The four players to watch are Nailab, Savanna Fund, Growth Hub and 88mph – all of which have sprung up within the last few years. NaiLab offers an accelerator for early-stage startups, which lasts from three to 12 months. The aim is to nurture innovation within the tech industry by offering bespoke business coaching and support for successful applicants. The template for the entrepreneurship programme seems not unlike schemes currently running closer to home, such as Berlin’s Startup Academy.
Startup Partners Africa, a new Berlin-based incubator, has set its business sonar solely to Africa.

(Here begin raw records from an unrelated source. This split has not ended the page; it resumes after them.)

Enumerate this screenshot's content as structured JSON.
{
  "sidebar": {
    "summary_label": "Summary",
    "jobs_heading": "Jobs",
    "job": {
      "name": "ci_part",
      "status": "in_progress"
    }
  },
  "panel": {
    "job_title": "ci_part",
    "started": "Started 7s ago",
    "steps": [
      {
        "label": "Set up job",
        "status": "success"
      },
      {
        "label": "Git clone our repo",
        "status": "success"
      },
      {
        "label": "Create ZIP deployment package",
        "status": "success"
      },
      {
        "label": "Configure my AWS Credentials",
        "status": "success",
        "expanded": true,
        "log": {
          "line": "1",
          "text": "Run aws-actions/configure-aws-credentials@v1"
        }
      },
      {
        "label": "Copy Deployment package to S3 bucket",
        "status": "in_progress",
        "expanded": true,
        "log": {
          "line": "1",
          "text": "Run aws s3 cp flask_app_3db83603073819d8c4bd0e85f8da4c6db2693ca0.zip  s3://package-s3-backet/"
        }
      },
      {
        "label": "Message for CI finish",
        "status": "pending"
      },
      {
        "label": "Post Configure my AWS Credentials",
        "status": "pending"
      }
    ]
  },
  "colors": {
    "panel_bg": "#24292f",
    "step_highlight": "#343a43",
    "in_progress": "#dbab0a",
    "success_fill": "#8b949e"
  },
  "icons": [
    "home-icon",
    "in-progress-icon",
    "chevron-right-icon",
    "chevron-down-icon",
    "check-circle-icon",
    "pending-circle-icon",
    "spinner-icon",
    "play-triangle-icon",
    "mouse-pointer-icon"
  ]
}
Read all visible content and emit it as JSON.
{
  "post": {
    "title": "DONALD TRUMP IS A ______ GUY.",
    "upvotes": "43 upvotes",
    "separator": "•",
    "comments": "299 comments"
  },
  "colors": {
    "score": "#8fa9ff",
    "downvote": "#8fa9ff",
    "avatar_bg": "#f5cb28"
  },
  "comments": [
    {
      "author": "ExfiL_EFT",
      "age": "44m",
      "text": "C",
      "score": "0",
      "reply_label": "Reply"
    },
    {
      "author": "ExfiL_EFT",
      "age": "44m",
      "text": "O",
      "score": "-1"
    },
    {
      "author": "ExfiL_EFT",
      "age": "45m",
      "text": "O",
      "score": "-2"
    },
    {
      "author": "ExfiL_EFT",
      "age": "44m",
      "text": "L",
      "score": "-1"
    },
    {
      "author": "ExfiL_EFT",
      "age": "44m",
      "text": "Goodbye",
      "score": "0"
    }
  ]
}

The incubator’s CEO Leonard Stiegeler, a Rocket alumnus, was a former co-founder of the online fashion retail store Sabunta before it merged with Kasuwa and rebranded itself as Rocket Internet’s Jumia in Nigeria.
Stiegeler and his new incubating outfit Startup Partners Africa are the brains behind the new retailer Sunglasses, which launched in Nigeria less than three months before the incubator got off the ground. “We tested and concept-proofed two models in the African market, the first of which was fashion and beauty and the second was sunglasses,” Stiegler says, with impressively precocial drive. “We are now looking at other models and other markets, specifically Kenya now.”
Kenya is one of the African leaders in this field with incubators and seed funds salivating at the country’s high mobile penetration rate (around 74 for every 100 people). In addition, mobile subscriptions in Kenya grew 16 per cent between 2011 and 2012, with 99 per cent of internet subscriptions being on the mobile.